“Even outside of Lake Placid, he has photographs of Calvin Coolidge coming out of church in Saranac Lake (in the summer of 1926),” Sam said. “And then there was a photograph he took of President Taft when he was stumping for a young man who was running for mayor of Rochester.”

Grover was much more than a photographer and a businessman. He got the thrill of being a reporter.

“He liked to be where the story was happening,” Sam said. “We have (photos of) several groups of fires, Lake Placid Inn fire, Paul Smiths fire, and a couple others where he was on the scene. … He has a lot of photographs from the Club of members of the Club in winter scenes.

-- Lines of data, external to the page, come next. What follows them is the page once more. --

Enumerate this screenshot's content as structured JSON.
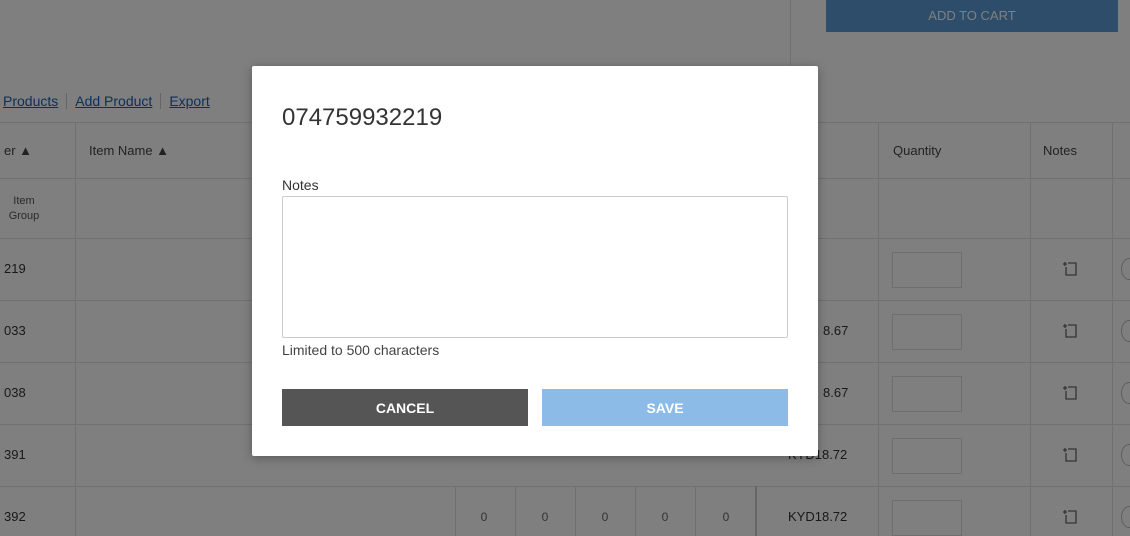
{
  "cart": {
    "add_to_cart": "ADD TO CART"
  },
  "links": [
    "Products",
    "Add Product",
    "Export"
  ],
  "table": {
    "headers": {
      "number": "er ▲",
      "item_name": "Item Name ▲",
      "quantity": "Quantity",
      "notes": "Notes"
    },
    "group_row_label": [
      "Item",
      "Group"
    ],
    "rows": [
      {
        "number": "219",
        "price": ""
      },
      {
        "number": "033",
        "price": "8.67"
      },
      {
        "number": "038",
        "price": "8.67"
      },
      {
        "number": "391",
        "price": "KYD18.72"
      },
      {
        "number": "392",
        "price": "KYD18.72",
        "zeros": [
          "0",
          "0",
          "0",
          "0",
          "0"
        ]
      }
    ]
  },
  "modal": {
    "title": "074759932219",
    "notes_label": "Notes",
    "notes_value": "",
    "hint": "Limited to 500 characters",
    "cancel": "CANCEL",
    "save": "SAVE"
  },
  "colors": {
    "primary": "#5b9bd5",
    "cancel": "#555555",
    "save_disabled": "#8bbbe6",
    "link": "#1a5fb4"
  },
  "icons": {
    "note": "note-add-icon"
  }
}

Margaret Dewey and her sister and Mr. Dewey.”

Grover especially liked covering Franklin D. Roosevelt when he came to town, first as governor of New York and then as president of the United States.

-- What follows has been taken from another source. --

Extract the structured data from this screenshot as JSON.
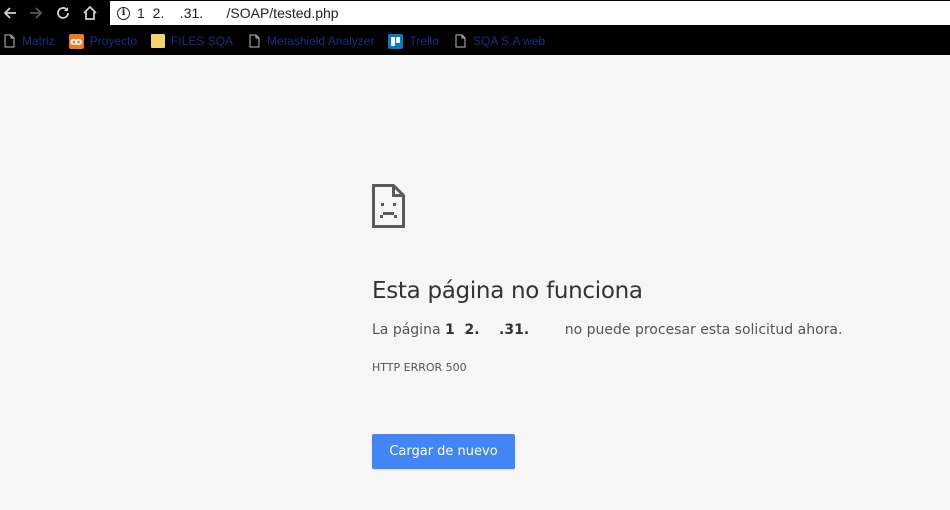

“And so my father always managed to be there,” Clara said. “He had a press pass, and he would call out. … He called him governor.”

Clara said she remembers traveling with her father to Crown Point to cover the opening of the Lake Champlain bridge to Vermont on Aug. 26, 1929. Roosevelt, then governor of New York, was there.

And when the III Olympic Winter Games came to Lake Placid in February 1932, Grover was there to cover many of the events, including the opening ceremony, speedskating races featuring Lake Placid resident Jack Shea winning two gold medals, and action at the bobsled run. Clara remembers going to the bobrun at Mount Van Hoevenberg with her father.

Clara currently spends part of the time living with Sam in Texas and part of the time with Ruth in Arkansas. In July 2015, the “Antiques Roadshow” PBS television show arrived in Little Rock, Arkansas, and Clara was there with Sam, who won the lottery to bring items for an appraisal. They waited all evening, eager to show appraisers an album of Grover’s 1932 Winter Olympic photos.

“And 8:30 at night, they’re closing down and they say, ‘Let’s film you,'” Sam said.

“Oh, I remember being there with her because I’m not at my best at 5 o’clock in the afternoon,” Clara said. “And when he said, ‘I’m sending you to the green room,’ I knew what that meant.”

Meeting with Grant Zahajko, a sports memorabilia appraiser from Grant Zahajko Auctions in Davenport, Washington, Clara learned that the 1932 Winter Olympic album could sell for $15,000 and $20,000 at auction.

“They asked me about sports and all,” Clara said. “I forgot even to tell them about Jack Shea. Now, can you imagine?”

A 1939 graduate of the Lake Placid High School, Clara eventually moved away and in 1942 married Earl Bass, a pilot in the U.S. Army Air Corps who was originally from Arkansas.

Grover closed his shop in the late 1950s and died in Lake Placid on Dec. 22, 1975 at the age of 88. His wife Hazel moved out of their Wanda Building apartment in 1990 and moved to Arkansas, where she died on Dec. 5, 1996 at the age of 99. They are both buried at Constantia Center Cemetery in Oswego County.

The gift

Clara said she was impressed with the Lake Placid-North Elba Historical Society’s care of its photo archives, specifically the Stedman and Moses Collection of glass-plate negatives. And that’s why she gave her father’s photos and glass-plate negatives to the organization.

“When we saw that you all had workshops on how to care and store glass-plate negatives, we knew this is where the collection definitely needed to be, not just because of subject matter but because we knew you guys knew how to take care of all of that,” Sam told historical society officials on Sept. 7 at the train station. “We thank you for what you are doing with all the collections you already have. It’s quite an accomplishment.”

During a short speech, the historical society’s board president, Parmelee Tolkan, thanked Clara for the gift.

“To have this wonderful gift from Clara, it just adds to our collection, and it’s just so nice of you to think of us and to bring it home to Lake Placid,” Tolkan said.

Photos from the Grover Cleveland collection are expected to be on display at the History Museum in the train station in 2024, after a two-year exhibit celebrating the centennial of the Adirondack Mountain Club and Northville-Placid Trail.